Prompt ignition of bipropellant rocket engines at start-up to avoid hard starts is critical, particularly on manned rockets. XCOR Aerospace recommend using a choked igniter (essentially an overengineered mini rocket engine in its own right) with a pressure sensor interlock to detect the presence of a steady ignition source before introducing the propellants into the combustion chamber, together with an oxidiser lead on startup and an oxidiser lag on shutdown to empty the chamber of fuel.[2]

However the presence of these extra interlocks can reduce the reliability of achieving the mission objectives, and simply using a well-tested powerful igniter has been shown to be more effective for unmanned missions, at the cost of increased risk of catastrophic failure.[3]


Main article: Liquid rocket propellants

Thousands of combinations of fuels and oxidizers have been tried over the years. Some of the more common and practical ones are:

Robert Goddard and his rocket

One of the most efficient mixtures, oxygen and hydrogen, suffers from the extremely low temperatures required for storing hydrogen and oxygen as liquids (around 20 K or −253 °C)) and low fuel density (70 kg/m³), necessitating large and heavy tanks. The use of lightweight foam to insulate the cryogenic tanks caused problems for the Space Shuttle Columbia's STS-107 mission, as a piece broke loose, damaged its wing and caused it to break up and be destroyed on reentry.

For storable ICBMs and interplanetary spacecraft, storing cryogenic propellants over extended periods is awkward and expensive. Because of this, mixtures of hydrazine and its derivatives in combination with nitrogen oxides are generally used for such rockets. Hydrazine has its own disadvantages, being a very caustic and volatile chemical as well as being toxic. Consequently, hybrid rockets have recently been the vehicle of choice for low-budget private and academic developments in aerospace technology.

Small scale rocket engines

XCOR Aerospace, a California based company, is developing small scale rocket engines to power small airplanes for suborbital flights. They have tested various combination of propellants including nitrous oxide/propane, nitrous oxide/alcohol, LOX/alcohol, LOX/kerosene with success.

On April 12, 2008, California State University, Long Beach and industry partner Garvey Spacecraft Corporation jointly conducted a flight test of the Prospector 14 launch vehicle that featured a 1,000 lbf-thrust LOX/methane rocket engine developed by CSULB students. It is believed that this is the first such powered flight of this cryogenic propellant combination.

See also

External links

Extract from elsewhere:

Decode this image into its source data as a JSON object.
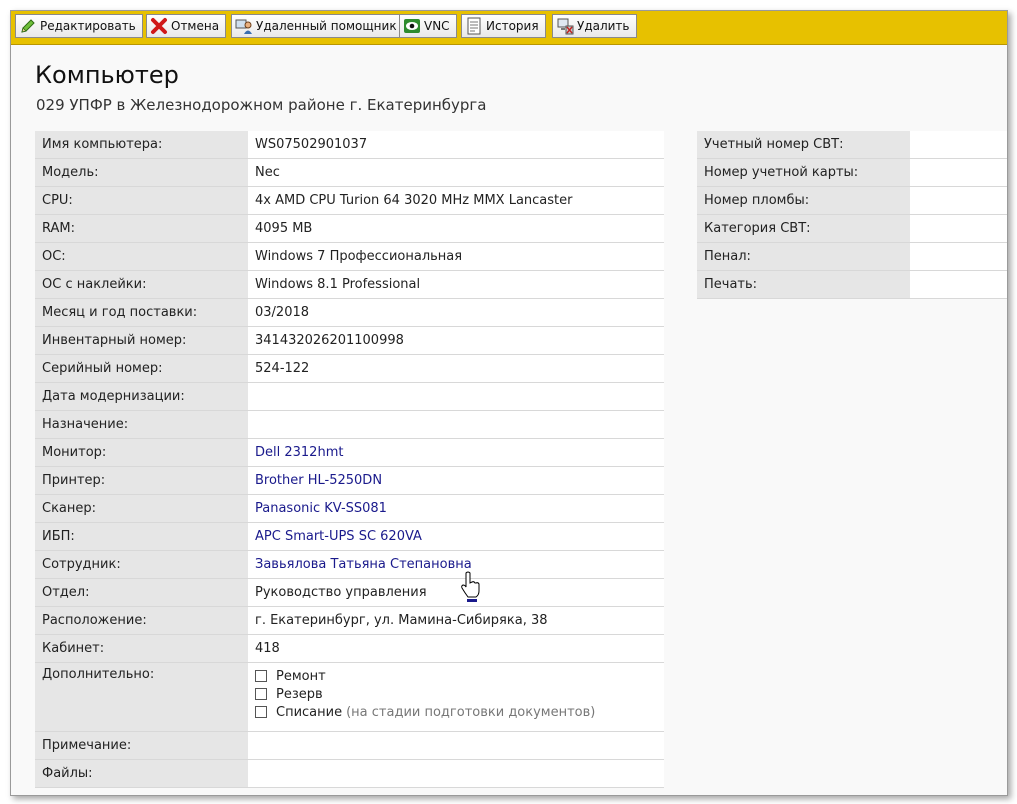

  1. Hill, P & Peterson, C.(1992) Mechanics and Thermodynamics of Propulsion. New York: Addison-Wesley ISBN 0-201-14659-2
  2. XCOR Aerospace: EZ-Rocket FAQ
  3. Design of Liquid Propellant Rocket Engines- Huzel and Huang